// no errors, but logic error present
doMagic(app.Firstname("Musk"), app.Lastname("Ilon"), app.Username("spacemusk")) 

Want to have additional documentation, create additional struct like:

type MagicArgs struct {
  Firstname string
  Lastname string
  Username string

And use it passing to function doMagic.

    Firstname: "Ilon",
    Lastname: "Musk",
    Username: "spacemusk",

It will prevent you from passing the wrong attribute to the function parameter. How often do you make such mistakes?


The problem here is that when you create new type distinct type from primitive, you can't use it anymore like primitive. If you have a function like:

func deleteByUsername(username string) (*User, error) { ... }

user := getUser() // return User
deleteByUsername(user.Username) // error Username is not a string
deleteByUsername(string(user.Username)) // OK now

If you want to have Fullname function on User struct:

func (u *User) Fullname() {
  return string(u.Firstname) + " " + string(u.Lastname)

So each time you want to use a real type of that field you have to cast.

Want to call the format function on DOB? You have to cast it first to time.Time and after that, you will be able to use it.

dob := user.DOB
dobTime := time.Time(dob)

Cool right? To use time. The time you have to cast it first to time.Time.

The funny story happens when developers create two different types for the same thing in the same project but in different packages. Let's imagine that we have functionality in another package where someone defined the function:

package report

func getUserReport(username Username) (*Report, error) { }

And suppose we have User struct from package app

package another

user := getCurrentUser() // returns app.User

report.getUserReport(user.Username) // error app.Username != report.Username

report.getUserReport(report.Username(user.Useranme)) // and you have to use it like that. What a type safety!

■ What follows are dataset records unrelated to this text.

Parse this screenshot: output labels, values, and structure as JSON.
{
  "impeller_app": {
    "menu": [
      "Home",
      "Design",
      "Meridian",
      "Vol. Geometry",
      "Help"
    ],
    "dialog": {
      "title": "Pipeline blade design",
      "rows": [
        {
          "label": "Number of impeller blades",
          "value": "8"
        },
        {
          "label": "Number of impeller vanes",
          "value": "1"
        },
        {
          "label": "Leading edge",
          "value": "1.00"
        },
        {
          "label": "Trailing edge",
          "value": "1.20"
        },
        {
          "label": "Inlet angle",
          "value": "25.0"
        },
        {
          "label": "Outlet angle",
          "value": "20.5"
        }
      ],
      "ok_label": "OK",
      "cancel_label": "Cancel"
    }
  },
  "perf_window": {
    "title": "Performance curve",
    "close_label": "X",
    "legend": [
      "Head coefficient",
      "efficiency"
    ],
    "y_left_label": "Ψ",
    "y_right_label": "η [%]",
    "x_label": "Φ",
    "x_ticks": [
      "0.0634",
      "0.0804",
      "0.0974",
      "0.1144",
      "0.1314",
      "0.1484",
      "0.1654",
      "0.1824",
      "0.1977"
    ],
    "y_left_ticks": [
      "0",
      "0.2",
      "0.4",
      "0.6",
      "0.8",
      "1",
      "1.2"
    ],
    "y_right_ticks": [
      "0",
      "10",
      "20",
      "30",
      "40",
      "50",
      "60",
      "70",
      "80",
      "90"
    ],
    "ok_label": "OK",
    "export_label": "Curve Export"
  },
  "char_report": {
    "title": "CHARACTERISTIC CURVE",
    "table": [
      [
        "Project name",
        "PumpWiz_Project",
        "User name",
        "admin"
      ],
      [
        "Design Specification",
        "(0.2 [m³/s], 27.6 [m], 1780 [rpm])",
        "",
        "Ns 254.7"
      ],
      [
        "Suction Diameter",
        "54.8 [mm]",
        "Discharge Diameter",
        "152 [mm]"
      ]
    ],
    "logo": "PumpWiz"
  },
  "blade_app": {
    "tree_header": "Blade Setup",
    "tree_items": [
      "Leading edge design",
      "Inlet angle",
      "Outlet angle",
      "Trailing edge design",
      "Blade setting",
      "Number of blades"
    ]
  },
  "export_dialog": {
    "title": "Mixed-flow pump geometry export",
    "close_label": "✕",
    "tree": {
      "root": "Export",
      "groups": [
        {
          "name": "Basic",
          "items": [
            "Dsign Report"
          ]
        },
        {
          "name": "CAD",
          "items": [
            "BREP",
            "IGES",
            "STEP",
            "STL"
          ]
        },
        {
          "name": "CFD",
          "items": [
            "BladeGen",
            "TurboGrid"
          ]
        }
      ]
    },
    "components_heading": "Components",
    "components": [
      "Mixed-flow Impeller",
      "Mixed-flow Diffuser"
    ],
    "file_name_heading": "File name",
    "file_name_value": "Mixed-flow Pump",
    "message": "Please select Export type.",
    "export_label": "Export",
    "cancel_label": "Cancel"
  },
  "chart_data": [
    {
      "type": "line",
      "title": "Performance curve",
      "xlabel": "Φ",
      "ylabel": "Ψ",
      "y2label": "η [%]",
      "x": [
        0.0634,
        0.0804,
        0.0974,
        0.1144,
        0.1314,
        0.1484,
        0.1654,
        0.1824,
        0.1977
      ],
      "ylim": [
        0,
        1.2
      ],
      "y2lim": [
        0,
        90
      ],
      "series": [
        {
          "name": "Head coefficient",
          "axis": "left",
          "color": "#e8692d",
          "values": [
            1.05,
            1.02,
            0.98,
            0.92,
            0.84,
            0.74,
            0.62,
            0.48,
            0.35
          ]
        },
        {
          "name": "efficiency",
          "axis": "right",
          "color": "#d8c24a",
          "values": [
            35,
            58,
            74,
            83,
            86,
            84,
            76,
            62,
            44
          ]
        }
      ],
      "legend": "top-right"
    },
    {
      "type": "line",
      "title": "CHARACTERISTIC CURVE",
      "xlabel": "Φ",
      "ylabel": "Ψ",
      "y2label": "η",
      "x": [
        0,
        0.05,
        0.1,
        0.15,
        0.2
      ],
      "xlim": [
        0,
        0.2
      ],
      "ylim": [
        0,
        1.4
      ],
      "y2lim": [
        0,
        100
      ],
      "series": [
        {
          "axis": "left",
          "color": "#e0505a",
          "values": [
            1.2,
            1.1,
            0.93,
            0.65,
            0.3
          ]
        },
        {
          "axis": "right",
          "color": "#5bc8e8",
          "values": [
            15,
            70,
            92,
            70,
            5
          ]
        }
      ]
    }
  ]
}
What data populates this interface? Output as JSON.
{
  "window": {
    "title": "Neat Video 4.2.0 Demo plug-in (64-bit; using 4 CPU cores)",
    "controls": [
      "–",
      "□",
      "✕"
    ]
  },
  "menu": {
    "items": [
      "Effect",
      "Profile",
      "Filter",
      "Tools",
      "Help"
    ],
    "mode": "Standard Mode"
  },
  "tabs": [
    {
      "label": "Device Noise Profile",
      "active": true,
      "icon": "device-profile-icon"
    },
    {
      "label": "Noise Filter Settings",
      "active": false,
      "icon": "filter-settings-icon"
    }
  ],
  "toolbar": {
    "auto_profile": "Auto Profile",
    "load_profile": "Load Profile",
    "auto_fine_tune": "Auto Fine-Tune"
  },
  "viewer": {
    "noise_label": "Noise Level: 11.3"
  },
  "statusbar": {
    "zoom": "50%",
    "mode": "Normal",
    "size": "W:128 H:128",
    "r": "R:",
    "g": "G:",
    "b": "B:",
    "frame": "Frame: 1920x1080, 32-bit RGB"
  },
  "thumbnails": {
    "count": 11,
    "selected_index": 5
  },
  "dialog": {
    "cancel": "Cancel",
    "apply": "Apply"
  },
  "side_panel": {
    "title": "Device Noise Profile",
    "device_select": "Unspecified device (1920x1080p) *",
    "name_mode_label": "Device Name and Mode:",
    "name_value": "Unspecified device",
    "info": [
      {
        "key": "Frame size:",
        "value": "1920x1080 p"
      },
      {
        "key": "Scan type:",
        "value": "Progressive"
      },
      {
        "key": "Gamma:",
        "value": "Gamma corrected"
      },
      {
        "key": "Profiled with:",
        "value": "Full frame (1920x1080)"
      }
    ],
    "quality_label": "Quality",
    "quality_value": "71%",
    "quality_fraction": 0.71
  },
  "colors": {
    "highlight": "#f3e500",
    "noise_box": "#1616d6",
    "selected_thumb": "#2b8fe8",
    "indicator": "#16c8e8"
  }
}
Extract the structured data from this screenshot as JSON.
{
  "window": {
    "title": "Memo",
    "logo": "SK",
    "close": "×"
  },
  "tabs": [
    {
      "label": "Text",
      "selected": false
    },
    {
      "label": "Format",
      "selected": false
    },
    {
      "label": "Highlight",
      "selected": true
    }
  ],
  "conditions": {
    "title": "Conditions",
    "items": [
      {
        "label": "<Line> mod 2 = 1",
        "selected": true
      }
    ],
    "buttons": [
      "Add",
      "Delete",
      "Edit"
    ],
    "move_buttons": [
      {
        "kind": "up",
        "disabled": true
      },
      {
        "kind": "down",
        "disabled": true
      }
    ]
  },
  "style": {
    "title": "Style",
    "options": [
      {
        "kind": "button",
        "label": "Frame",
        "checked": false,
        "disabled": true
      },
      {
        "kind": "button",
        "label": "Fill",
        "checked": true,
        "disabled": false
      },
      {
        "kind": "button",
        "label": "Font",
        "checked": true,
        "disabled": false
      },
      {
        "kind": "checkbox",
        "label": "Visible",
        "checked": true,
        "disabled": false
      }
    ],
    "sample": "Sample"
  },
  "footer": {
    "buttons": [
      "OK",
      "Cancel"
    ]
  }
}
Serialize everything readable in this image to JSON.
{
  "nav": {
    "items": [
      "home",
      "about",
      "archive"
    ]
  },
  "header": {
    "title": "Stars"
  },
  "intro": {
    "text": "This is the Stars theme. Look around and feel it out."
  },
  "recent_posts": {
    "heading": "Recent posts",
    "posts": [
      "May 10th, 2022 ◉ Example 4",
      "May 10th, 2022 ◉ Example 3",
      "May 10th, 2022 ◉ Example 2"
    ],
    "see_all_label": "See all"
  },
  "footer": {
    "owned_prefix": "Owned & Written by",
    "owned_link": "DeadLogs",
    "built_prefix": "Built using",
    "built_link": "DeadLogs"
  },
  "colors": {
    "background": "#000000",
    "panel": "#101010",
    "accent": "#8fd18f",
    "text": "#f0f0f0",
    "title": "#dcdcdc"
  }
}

How helpful that we have types? In my opinion not very helpful.

In some projects you can find also such types:

type Entity string
type Entities []Entity
type ArrayOfEntities []Entities
type ArrayOfArrayOfEntities []ArrayOfEntities
type ArrayOfArrayOfArrayOfEntities []ArrayOfArrayOfEntities

What would you prefer [][][][]string or ArrayOfArrayOfArrayOfEntities?


type Aleh string
type (a Aleh) Goodbye() {
    fmt.Println("Goodbye from" + string(a))

var aleh Aleh
aleh = "Aleh"
aleh.Goodbye() // Goodbye from Aleh


Create good software by using essential ideas, principles, best practices. Write code which is well designed, pleasant to read, tests and documentation. Then you will fill confident with types or without. You don't need to invent any super duper type-safety to create resilient software. Good luck!